◆ TASK TO COMPLETE: Please repeat the entries word for word and keep the images out.
═════ MATERIAL FOR THIS EXERCISE ═════
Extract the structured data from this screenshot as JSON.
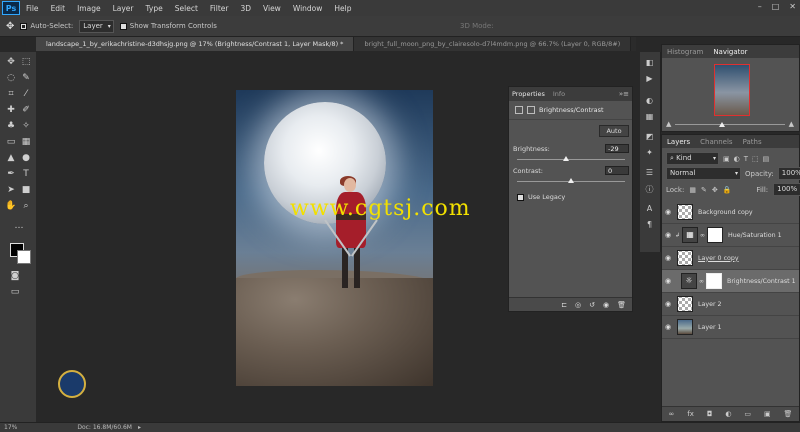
{
  "app": {
    "logo": "Ps"
  },
  "menu": [
    "File",
    "Edit",
    "Image",
    "Layer",
    "Type",
    "Select",
    "Filter",
    "3D",
    "View",
    "Window",
    "Help"
  ],
  "window_controls": [
    "–",
    "□",
    "✕"
  ],
  "options": {
    "auto_select_label": "Auto-Select:",
    "auto_select_value": "Layer",
    "transform_label": "Show Transform Controls",
    "mode_3d": "3D Mode:"
  },
  "tabs": [
    {
      "label": "landscape_1_by_erikachristine-d3dhsjg.png @ 17% (Brightness/Contrast 1, Layer Mask/8) *",
      "active": true
    },
    {
      "label": "bright_full_moon_png_by_clairesolo-d7l4mdm.png @ 66.7% (Layer 0, RGB/8#)",
      "active": false
    }
  ],
  "watermark": "www.cgtsj.com",
  "status": {
    "zoom": "17%",
    "doc": "Doc: 16.8M/60.6M"
  },
  "properties": {
    "tab_properties": "Properties",
    "tab_info": "Info",
    "title": "Brightness/Contrast",
    "auto": "Auto",
    "brightness_label": "Brightness:",
    "brightness_value": "-29",
    "contrast_label": "Contrast:",
    "contrast_value": "0",
    "use_legacy": "Use Legacy",
    "brightness_level": 0.45,
    "contrast_level": 0.5
  },
  "navigator": {
    "tab_histogram": "Histogram",
    "tab_navigator": "Navigator"
  },
  "layers_panel": {
    "tab_layers": "Layers",
    "tab_channels": "Channels",
    "tab_paths": "Paths",
    "kind": "Kind",
    "blend_mode": "Normal",
    "opacity_label": "Opacity:",
    "opacity_value": "100%",
    "lock_label": "Lock:",
    "fill_label": "Fill:",
    "fill_value": "100%",
    "layers": [
      {
        "name": "Background copy",
        "thumb": "chk-bg",
        "mask": false
      },
      {
        "name": "Hue/Saturation 1",
        "thumb": "adj",
        "mask": true
      },
      {
        "name": "Layer 0 copy",
        "thumb": "chk-bg",
        "mask": false
      },
      {
        "name": "Brightness/Contrast 1",
        "thumb": "adj",
        "mask": true,
        "selected": true
      },
      {
        "name": "Layer 2",
        "thumb": "chk-bg",
        "mask": false
      },
      {
        "name": "Layer 1",
        "thumb": "photo",
        "mask": false
      }
    ]
  }
}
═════
◆ REPLY TO THE TASK:
Extract the structured data from this screenshot as JSON.
{
  "app": {
    "logo": "Ps"
  },
  "menu": [
    "File",
    "Edit",
    "Image",
    "Layer",
    "Type",
    "Select",
    "Filter",
    "3D",
    "View",
    "Window",
    "Help"
  ],
  "window_controls": [
    "–",
    "□",
    "✕"
  ],
  "options": {
    "auto_select_label": "Auto-Select:",
    "auto_select_value": "Layer",
    "transform_label": "Show Transform Controls",
    "mode_3d": "3D Mode:"
  },
  "tabs": [
    {
      "label": "landscape_1_by_erikachristine-d3dhsjg.png @ 17% (Brightness/Contrast 1, Layer Mask/8) *",
      "active": true
    },
    {
      "label": "bright_full_moon_png_by_clairesolo-d7l4mdm.png @ 66.7% (Layer 0, RGB/8#)",
      "active": false
    }
  ],
  "watermark": "www.cgtsj.com",
  "status": {
    "zoom": "17%",
    "doc": "Doc: 16.8M/60.6M"
  },
  "properties": {
    "tab_properties": "Properties",
    "tab_info": "Info",
    "title": "Brightness/Contrast",
    "auto": "Auto",
    "brightness_label": "Brightness:",
    "brightness_value": "-29",
    "contrast_label": "Contrast:",
    "contrast_value": "0",
    "use_legacy": "Use Legacy",
    "brightness_level": 0.45,
    "contrast_level": 0.5
  },
  "navigator": {
    "tab_histogram": "Histogram",
    "tab_navigator": "Navigator"
  },
  "layers_panel": {
    "tab_layers": "Layers",
    "tab_channels": "Channels",
    "tab_paths": "Paths",
    "kind": "Kind",
    "blend_mode": "Normal",
    "opacity_label": "Opacity:",
    "opacity_value": "100%",
    "lock_label": "Lock:",
    "fill_label": "Fill:",
    "fill_value": "100%",
    "layers": [
      {
        "name": "Background copy",
        "thumb": "chk-bg",
        "mask": false
      },
      {
        "name": "Hue/Saturation 1",
        "thumb": "adj",
        "mask": true
      },
      {
        "name": "Layer 0 copy",
        "thumb": "chk-bg",
        "mask": false
      },
      {
        "name": "Brightness/Contrast 1",
        "thumb": "adj",
        "mask": true,
        "selected": true
      },
      {
        "name": "Layer 2",
        "thumb": "chk-bg",
        "mask": false
      },
      {
        "name": "Layer 1",
        "thumb": "photo",
        "mask": false
      }
    ]
  }
}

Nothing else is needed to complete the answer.